Pitkin’s narrative is not a tidy narrative of the noble workers defeating their ignoble bosses. As is often in the case in American unions, labor’s internal dysfunction becomes a major stumbling block on the way to action. The campaign’s brutal demands wreck her personal life. Workers get fired and and betray each other. The law helps no one but the boss. Union organizers nearly come to blows. And even when workers eke out a victory in the form of a contract, it’s so desiccated that Pitkin seems to view it more like a defeat. 

On the Line is not a tale of simple optimism in service of class struggle. Pitkin, her fellow organizers, and the workers like Alma throw everything they possibly can at Sodexho, but Sodexho has the money and the power and the freedom to squash much of those efforts. In many ways, Pitkin’s story isn’t particularly unique. The boss’s brutality goes beyond that seen in a typical union drive, but only in degree, not in kind. 

But Pitkin’s book features innumerable scenes of both the wrenching traumas and the unparalleled triumphs and wide-ranging personal transformations that union organizing entails. Even before they have won union recognition, for example, the plant’s female workers use their newfound power to organize to support their coworkers facing instances of domestic violence. Alma organizes a brigade of workers to leap into action when a coworker has been hit. When one calls, “three women showed up at her house with baseball bats” just after the abuser boyfriend flees.

The workers hadn’t yet won their union. “But on the way back to your house that night,” she writes to Alma, “you were wired, your eyes burnished with the adrenaline of the missed confrontation. You said, ‘The company can do what they want with their recognition. We already have our union.’”

Later, when the union and the company are duking it out in court, Alma testifies. After days of witnessing management’s lawyers bully workers, a court interpreter (Alma speaks no English) mistranslates a key phrase of her testimony. Pitkin, who speaks Spanish, hits a breaking point: “That is not what she said,” Pitkin yells in the middle of the court proceedings. The judge immediately orders her removed. Alma is unsure of what is transpiring because of the language barrier, but Pitkin writes, “You started chanting into the witness microphone: ‘Union, union, union’ in your best American-accented English. You were still chanting as the courtroom door closed behind me.”

Nearly every page of On the Line features staggeringly dramatic scenes like this. It’s these scenes, featuring some of society’s most exploited and oppressed members, that make the reader realize why a person as talented and driven as Pitkin would continue banging her head against the wall to try to organize unions. Even in a country as hostile to workers’ rights to organize as the United States, while fighting under labor’s banner, she has witnessed innumerable miracles.

We’re currently in the midst of a fledgling but significant uptick in worker organizing and militancy throughout the United States.

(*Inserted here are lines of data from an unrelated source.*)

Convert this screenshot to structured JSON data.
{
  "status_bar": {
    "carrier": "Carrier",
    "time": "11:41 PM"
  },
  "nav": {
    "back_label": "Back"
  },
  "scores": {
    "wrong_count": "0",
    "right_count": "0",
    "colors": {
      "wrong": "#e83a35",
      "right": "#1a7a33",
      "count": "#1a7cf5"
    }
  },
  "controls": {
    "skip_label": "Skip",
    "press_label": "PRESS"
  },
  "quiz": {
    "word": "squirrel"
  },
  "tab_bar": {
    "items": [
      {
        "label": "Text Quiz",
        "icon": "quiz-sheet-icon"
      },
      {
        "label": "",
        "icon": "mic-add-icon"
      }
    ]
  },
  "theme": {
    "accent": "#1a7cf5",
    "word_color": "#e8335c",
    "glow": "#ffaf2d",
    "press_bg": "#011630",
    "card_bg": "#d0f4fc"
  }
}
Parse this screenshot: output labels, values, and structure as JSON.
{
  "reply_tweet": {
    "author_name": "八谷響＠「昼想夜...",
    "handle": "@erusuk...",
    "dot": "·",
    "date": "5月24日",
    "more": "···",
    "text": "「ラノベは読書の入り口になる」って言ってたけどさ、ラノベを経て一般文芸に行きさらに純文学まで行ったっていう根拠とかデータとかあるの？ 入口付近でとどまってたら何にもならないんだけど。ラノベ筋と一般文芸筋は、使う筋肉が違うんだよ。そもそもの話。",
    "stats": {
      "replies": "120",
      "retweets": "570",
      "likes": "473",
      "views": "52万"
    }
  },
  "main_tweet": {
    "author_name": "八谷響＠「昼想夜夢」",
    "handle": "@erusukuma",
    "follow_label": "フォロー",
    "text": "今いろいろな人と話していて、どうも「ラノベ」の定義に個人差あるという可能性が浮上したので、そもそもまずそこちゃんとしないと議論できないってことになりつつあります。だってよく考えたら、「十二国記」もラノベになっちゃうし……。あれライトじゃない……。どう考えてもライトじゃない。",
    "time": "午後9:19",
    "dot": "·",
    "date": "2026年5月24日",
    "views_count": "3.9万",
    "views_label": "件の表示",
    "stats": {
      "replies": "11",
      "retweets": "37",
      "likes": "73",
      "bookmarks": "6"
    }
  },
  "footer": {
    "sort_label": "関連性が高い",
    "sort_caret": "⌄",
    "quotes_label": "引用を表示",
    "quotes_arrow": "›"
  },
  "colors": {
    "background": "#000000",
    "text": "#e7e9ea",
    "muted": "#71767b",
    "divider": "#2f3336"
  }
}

At the time of writing this piece, almost 200 Starbucks stores have unionized, in the face of vicious union-busting. (Pitkin currently works as an organizer on the campaign.) Amazon, one of the most powerful companies in history, suffered an astonishing defeat on Staten Island at the hands of an unlikely group of workplace militants. Just a few years ago, a teachers strike wave swept Trump country and shut down public school systems across multiple states.

All of these struggles have not just wrested power and money from corporations’ and governments’ hands. The workers who carried them out have summoned courage never summoned before; they’ve risked their livelihoods for the possibility of more dignified lives; they’ve stared down tyrannical managers and insisted they’re not scared. They have defied the message that working-class people hear every day in this country: that they should take their meager, stagnant wages and continual on-the-job assaults on their sense of self-respect and be grateful. 

Pitkin’s book captures the drama and transformative power of labor organizing better than any book published in the United States in years. With so many powerful narratives generated by similar union campaigns in American history—so many Richards chased down airport terminals, so many Almas metamorphosing into fearless fighters—we should have many more books like hers.